***** Available data *****

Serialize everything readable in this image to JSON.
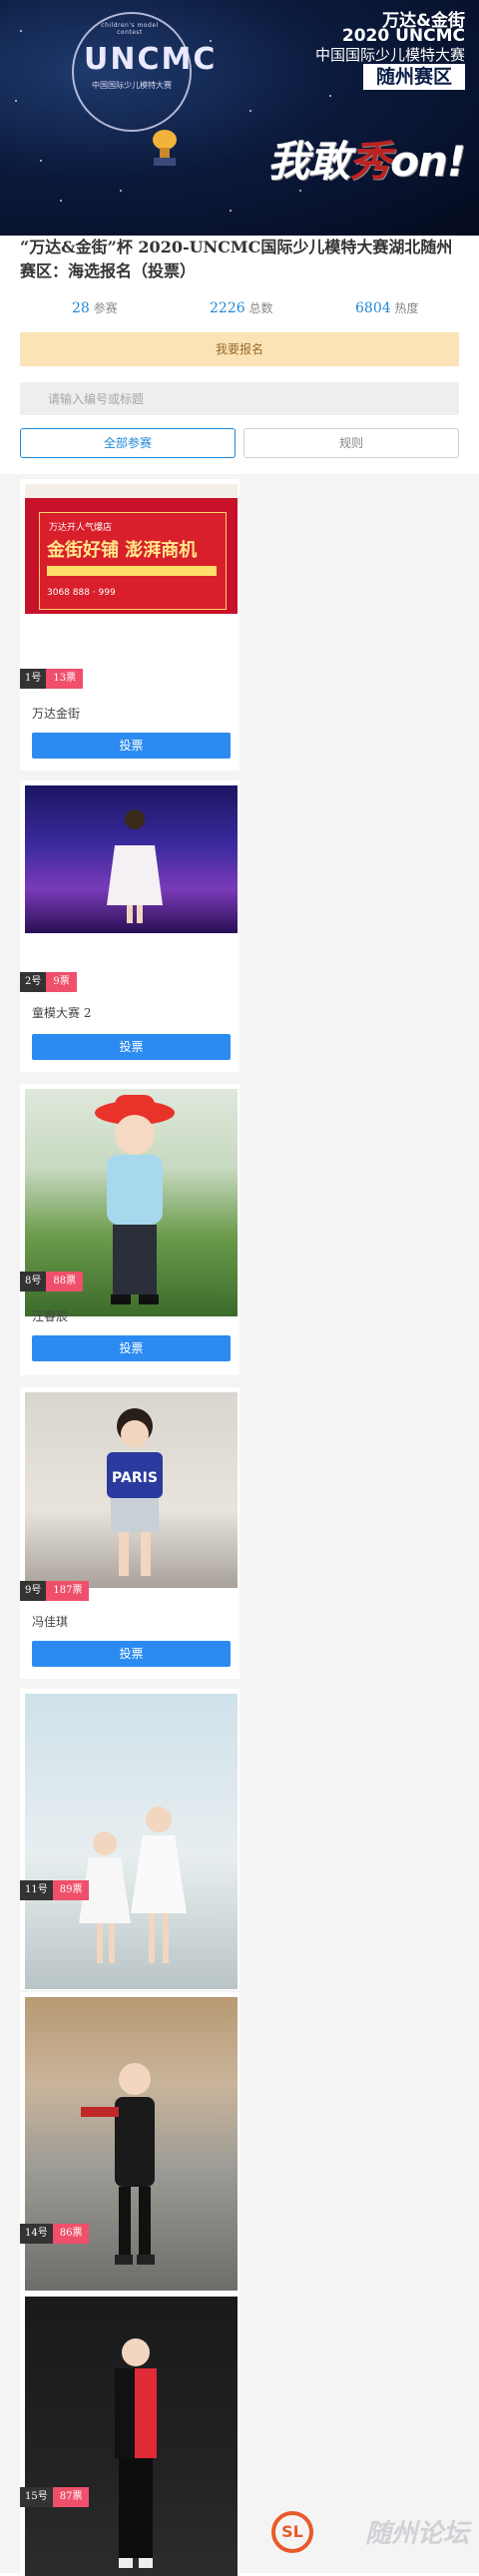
{
  "banner": {
    "logo_small": "children's model contest",
    "logo_text": "UNCMC",
    "logo_sub": "中国国际少儿模特大赛",
    "title1": "万达&金街",
    "title2": "2020 UNCMC",
    "title3": "中国国际少儿模特大赛",
    "region": "随州赛区",
    "slogan_a": "我敢",
    "slogan_b": "秀",
    "slogan_c": "on!"
  },
  "page_title": "“万达&金街”杯 2020-UNCMC国际少儿模特大赛湖北随州赛区：海选报名（投票）",
  "stats": [
    {
      "num": "28",
      "label": "参赛"
    },
    {
      "num": "2226",
      "label": "总数"
    },
    {
      "num": "6804",
      "label": "热度"
    }
  ],
  "signup_label": "我要报名",
  "search": {
    "placeholder": "请输入编号或标题"
  },
  "tabs": {
    "all": "全部参赛",
    "rules": "规则"
  },
  "vote_label": "投票",
  "ad": {
    "line1": "万达开人气爆店",
    "line2": "金街好铺 澎湃商机",
    "line3": "3068 888 · 999"
  },
  "contestants": [
    {
      "no": "1号",
      "votes": "13票",
      "name": "万达金街"
    },
    {
      "no": "2号",
      "votes": "9票",
      "name": "童模大赛 2"
    },
    {
      "no": "8号",
      "votes": "88票",
      "name": "汪睿辰"
    },
    {
      "no": "9号",
      "votes": "187票",
      "name": "冯佳琪"
    },
    {
      "no": "11号",
      "votes": "89票",
      "name": ""
    },
    {
      "no": "14号",
      "votes": "86票",
      "name": ""
    },
    {
      "no": "15号",
      "votes": "87票",
      "name": ""
    }
  ],
  "watermark": {
    "logo": "SL",
    "text": "随州论坛"
  }
}
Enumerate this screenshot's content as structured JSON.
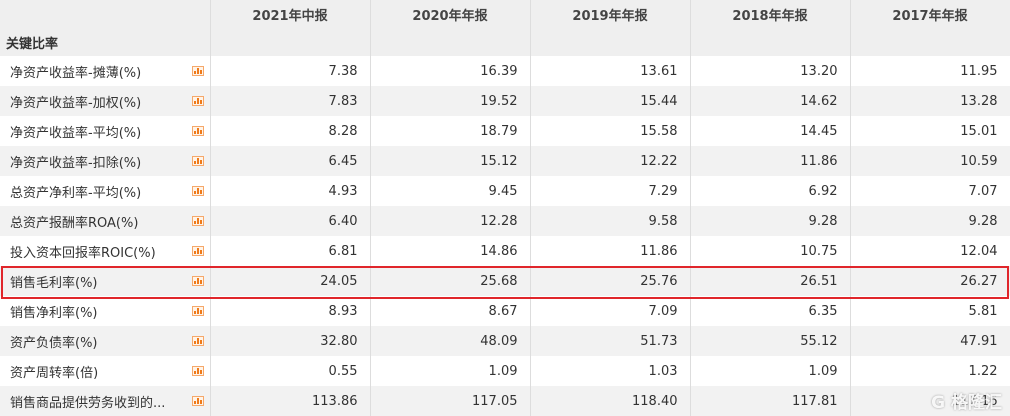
{
  "headers": [
    "",
    "2021年中报",
    "2020年年报",
    "2019年年报",
    "2018年年报",
    "2017年年报"
  ],
  "section": "关键比率",
  "rows": [
    {
      "label": "净资产收益率-摊薄(%)",
      "values": [
        "7.38",
        "16.39",
        "13.61",
        "13.20",
        "11.95"
      ]
    },
    {
      "label": "净资产收益率-加权(%)",
      "values": [
        "7.83",
        "19.52",
        "15.44",
        "14.62",
        "13.28"
      ]
    },
    {
      "label": "净资产收益率-平均(%)",
      "values": [
        "8.28",
        "18.79",
        "15.58",
        "14.45",
        "15.01"
      ]
    },
    {
      "label": "净资产收益率-扣除(%)",
      "values": [
        "6.45",
        "15.12",
        "12.22",
        "11.86",
        "10.59"
      ]
    },
    {
      "label": "总资产净利率-平均(%)",
      "values": [
        "4.93",
        "9.45",
        "7.29",
        "6.92",
        "7.07"
      ]
    },
    {
      "label": "总资产报酬率ROA(%)",
      "values": [
        "6.40",
        "12.28",
        "9.58",
        "9.28",
        "9.28"
      ]
    },
    {
      "label": "投入资本回报率ROIC(%)",
      "values": [
        "6.81",
        "14.86",
        "11.86",
        "10.75",
        "12.04"
      ]
    },
    {
      "label": "销售毛利率(%)",
      "values": [
        "24.05",
        "25.68",
        "25.76",
        "26.51",
        "26.27"
      ]
    },
    {
      "label": "销售净利率(%)",
      "values": [
        "8.93",
        "8.67",
        "7.09",
        "6.35",
        "5.81"
      ]
    },
    {
      "label": "资产负债率(%)",
      "values": [
        "32.80",
        "48.09",
        "51.73",
        "55.12",
        "47.91"
      ]
    },
    {
      "label": "资产周转率(倍)",
      "values": [
        "0.55",
        "1.09",
        "1.03",
        "1.09",
        "1.22"
      ]
    },
    {
      "label": "销售商品提供劳务收到的...",
      "values": [
        "113.86",
        "117.05",
        "118.40",
        "117.81",
        "117.16"
      ]
    }
  ],
  "watermark": "格隆汇"
}
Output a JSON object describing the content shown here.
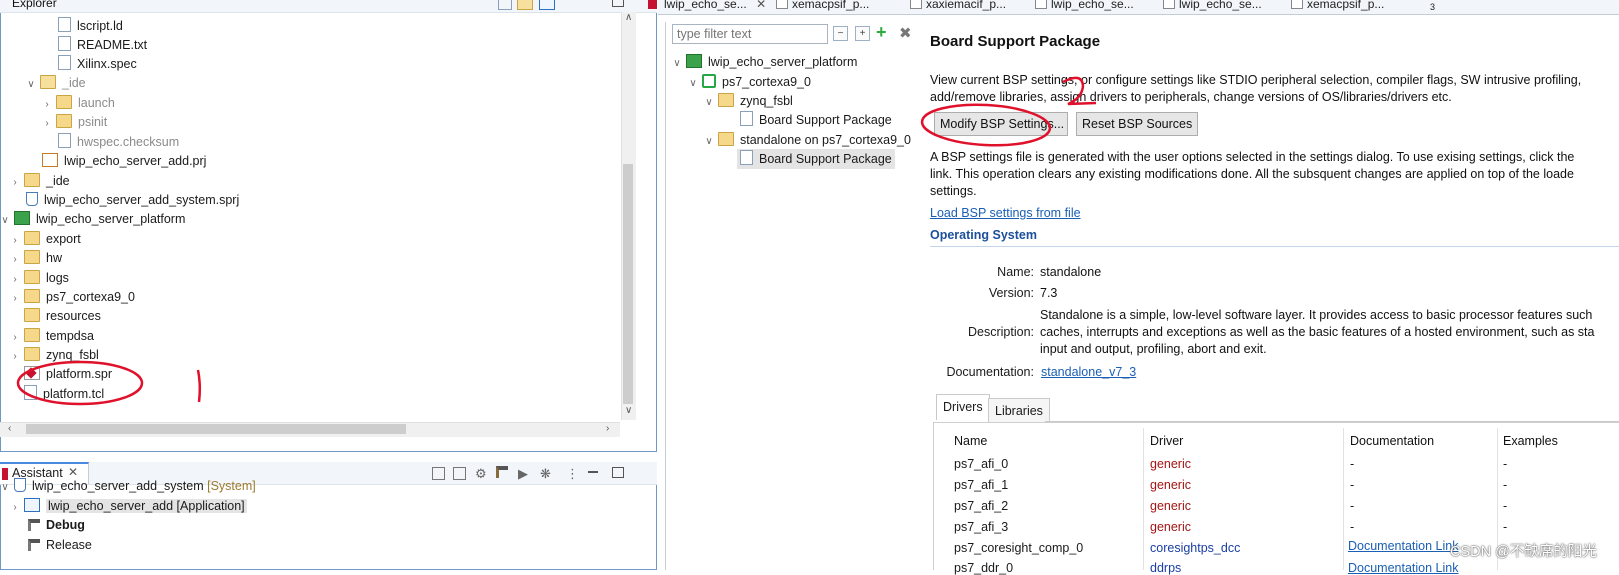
{
  "explorer": {
    "title": "Explorer",
    "items": [
      {
        "label": "lscript.ld",
        "kind": "file"
      },
      {
        "label": "README.txt",
        "kind": "file"
      },
      {
        "label": "Xilinx.spec",
        "kind": "file"
      },
      {
        "label": "_ide",
        "kind": "folder"
      },
      {
        "label": "launch",
        "kind": "folder"
      },
      {
        "label": "psinit",
        "kind": "folder"
      },
      {
        "label": "hwspec.checksum",
        "kind": "file"
      },
      {
        "label": "lwip_echo_server_add.prj",
        "kind": "file"
      },
      {
        "label": "_ide",
        "kind": "folder"
      },
      {
        "label": "lwip_echo_server_add_system.sprj",
        "kind": "file"
      },
      {
        "label": "lwip_echo_server_platform",
        "kind": "project"
      },
      {
        "label": "export",
        "kind": "folder"
      },
      {
        "label": "hw",
        "kind": "folder"
      },
      {
        "label": "logs",
        "kind": "folder"
      },
      {
        "label": "ps7_cortexa9_0",
        "kind": "folder"
      },
      {
        "label": "resources",
        "kind": "folder"
      },
      {
        "label": "tempdsa",
        "kind": "folder"
      },
      {
        "label": "zynq_fsbl",
        "kind": "folder"
      },
      {
        "label": "platform.spr",
        "kind": "file"
      },
      {
        "label": "platform.tcl",
        "kind": "file"
      }
    ]
  },
  "assistant": {
    "title": "Assistant",
    "items": [
      {
        "label": "lwip_echo_server_add_system",
        "suffix": "[System]"
      },
      {
        "label": "lwip_echo_server_add [Application]"
      },
      {
        "label": "Debug"
      },
      {
        "label": "Release"
      }
    ]
  },
  "editor_tabs": [
    {
      "label": "lwip_echo_se..."
    },
    {
      "label": "xemacpsif_p..."
    },
    {
      "label": "xaxiemacif_p..."
    },
    {
      "label": "lwip_echo_se..."
    },
    {
      "label": "lwip_echo_se..."
    },
    {
      "label": "xemacpsif_p..."
    },
    {
      "label": "3"
    }
  ],
  "bsp_tree": {
    "filter_placeholder": "type filter text",
    "items": [
      {
        "label": "lwip_echo_server_platform"
      },
      {
        "label": "ps7_cortexa9_0"
      },
      {
        "label": "zynq_fsbl"
      },
      {
        "label": "Board Support Package"
      },
      {
        "label": "standalone on ps7_cortexa9_0"
      },
      {
        "label": "Board Support Package"
      }
    ]
  },
  "bsp": {
    "title": "Board Support Package",
    "desc_line1": "View current BSP settings, or configure settings like STDIO peripheral selection, compiler flags, SW intrusive profiling,",
    "desc_line2": "add/remove libraries, assign drivers to peripherals, change versions of OS/libraries/drivers etc.",
    "modify_button": "Modify BSP Settings...",
    "reset_button": "Reset BSP Sources",
    "info_line1": "A BSP settings file is generated with the user options selected in the settings dialog. To use exising settings, click the",
    "info_line2": "link. This operation clears any existing modifications done. All the subsquent changes are applied on top of the loade",
    "info_line3": "settings.",
    "load_link": "Load BSP settings from file",
    "os_section": "Operating System",
    "name_label": "Name:",
    "name_value": "standalone",
    "version_label": "Version:",
    "version_value": "7.3",
    "description_label": "Description:",
    "description_line1": "Standalone is a simple, low-level software layer. It provides access to basic processor features such",
    "description_line2": "caches, interrupts and exceptions as well as the basic features of a hosted environment, such as sta",
    "description_line3": "input and output, profiling, abort and exit.",
    "documentation_label": "Documentation:",
    "documentation_link": "standalone_v7_3",
    "tabs": [
      "Drivers",
      "Libraries"
    ],
    "table": {
      "headers": [
        "Name",
        "Driver",
        "Documentation",
        "Examples"
      ],
      "rows": [
        [
          "ps7_afi_0",
          "generic",
          "-",
          "-"
        ],
        [
          "ps7_afi_1",
          "generic",
          "-",
          "-"
        ],
        [
          "ps7_afi_2",
          "generic",
          "-",
          "-"
        ],
        [
          "ps7_afi_3",
          "generic",
          "-",
          "-"
        ],
        [
          "ps7_coresight_comp_0",
          "coresightps_dcc",
          "Documentation Link",
          ""
        ],
        [
          "ps7_ddr_0",
          "ddrps",
          "Documentation Link",
          ""
        ]
      ]
    }
  },
  "annotations": {
    "mark_1": "1",
    "mark_2": "2"
  },
  "watermark": "CSDN @不缺席的阳光",
  "colors": {
    "accent_blue": "#1c4f9c",
    "link_blue": "#1a5fb4",
    "driver_red": "#a31515",
    "annotation_red": "#e0112b"
  }
}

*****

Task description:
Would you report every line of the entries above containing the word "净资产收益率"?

Exercise result:
      "label": "净资产收益率-摊薄(%)",
      "label": "净资产收益率-加权(%)",
      "label": "净资产收益率-平均(%)",
      "label": "净资产收益率-扣除(%)",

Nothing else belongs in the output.